In recent years, the gene-editing tool CRISPR/Cas9 has been applied to a wide variety of different organisms and has started a biomedical revolution. The method was created using a defense technique that bacteria have to battle viruses that infect them. In that time, genetic analysis tools have allowed us to reveal the importance of the microbial community we carry in and on our bodies, especially in the gastrointestinal tract - the gut microbiome. Now scientists want to bring these tools together.
Scientists at Western University have now created a method for sending the CRISPR/Cas9 gene editor into microbes, which can enable us to target specific types of bacteria in different ways. The work has been reported in Nature Communications.
The gut microbiome has been connected to a variety of diseases and disorders. Researchers have been learning more about how specific types of bacteria are related to the development of certain diseases, and how we can turn a gut microbiome that promotes illness into a healthy one. This research can also help us find ways to eliminate pathogenic microbes that don’t involve antibiotics.
"One of the major reasons that I am excited about this work is that it has a wide range of possible real-world applications," said Bogumil Karas, Ph.D., an Assistant Professor at Western's Schulich School of Medicine & Dentistry. "It has the potential for [the] development of next-generation antimicrobial agents that would be effective even for bacteria that are resistant to all known antibiotics. This technology could also be used to help 'good' bacteria produce compounds to treat diseases caused by protein deficiencies."
In bacteria, CRISPR attacks invading viruses by chopping up the viral DNA. Bits of that DNA are then integrated into the bacterial genome to create a kind of memory of the invader. Scientists have modified it so that specific places in the genome can be selected for editing, and it has been used to edit the genomes of cells, research animals, and in some cases, even humans.

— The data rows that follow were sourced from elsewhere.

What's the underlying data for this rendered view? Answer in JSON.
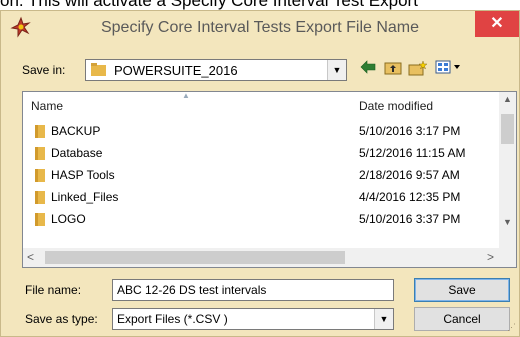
{
  "background_text": "on. This will activate a Specify Core Interval Test Export",
  "window": {
    "title": "Specify Core Interval Tests Export File Name",
    "close_label": "✕"
  },
  "save_in": {
    "label": "Save in:",
    "value": "POWERSUITE_2016"
  },
  "list": {
    "col_name": "Name",
    "col_date": "Date modified",
    "items": [
      {
        "name": "BACKUP",
        "date": "5/10/2016 3:17 PM"
      },
      {
        "name": "Database",
        "date": "5/12/2016 11:15 AM"
      },
      {
        "name": "HASP Tools",
        "date": "2/18/2016 9:57 AM"
      },
      {
        "name": "Linked_Files",
        "date": "4/4/2016 12:35 PM"
      },
      {
        "name": "LOGO",
        "date": "5/10/2016 3:37 PM"
      }
    ]
  },
  "file_name": {
    "label": "File name:",
    "value": "ABC 12-26 DS test intervals"
  },
  "save_as_type": {
    "label": "Save as type:",
    "value": "Export Files (*.CSV )"
  },
  "buttons": {
    "save": "Save",
    "cancel": "Cancel"
  },
  "colors": {
    "dialog_bg": "#f3e6bd",
    "close_bg": "#e04343",
    "folder": "#e8b84a"
  }
}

Now it can zero in on specific types of bacteria.
"Using CRISPR to kill things isn't a new idea because that's what CRISPR does naturally," said David Edgell, Ph.D., Professor at Schulich Medicine & Dentistry. "The problem has always been how you get CRISPR to where you want it to go. Other delivery systems could only go to a few spots, where ours can go anywhere."
Bacteria naturally like to share DNA. One way they do that is bacterial conjugation or direct contact between two bacterial cells (an example is shown in the video above). In this work, the researchers grew two kinds of bacteria, Escherichia coli and Salmonella enterica, together, and showed that a plasmid containing the CRISPR reagents could be shared between them. The S. enterica microbe could be efficiency killed off by targeting certain non-essential genes in the bacterium, changing its DNA and killing it.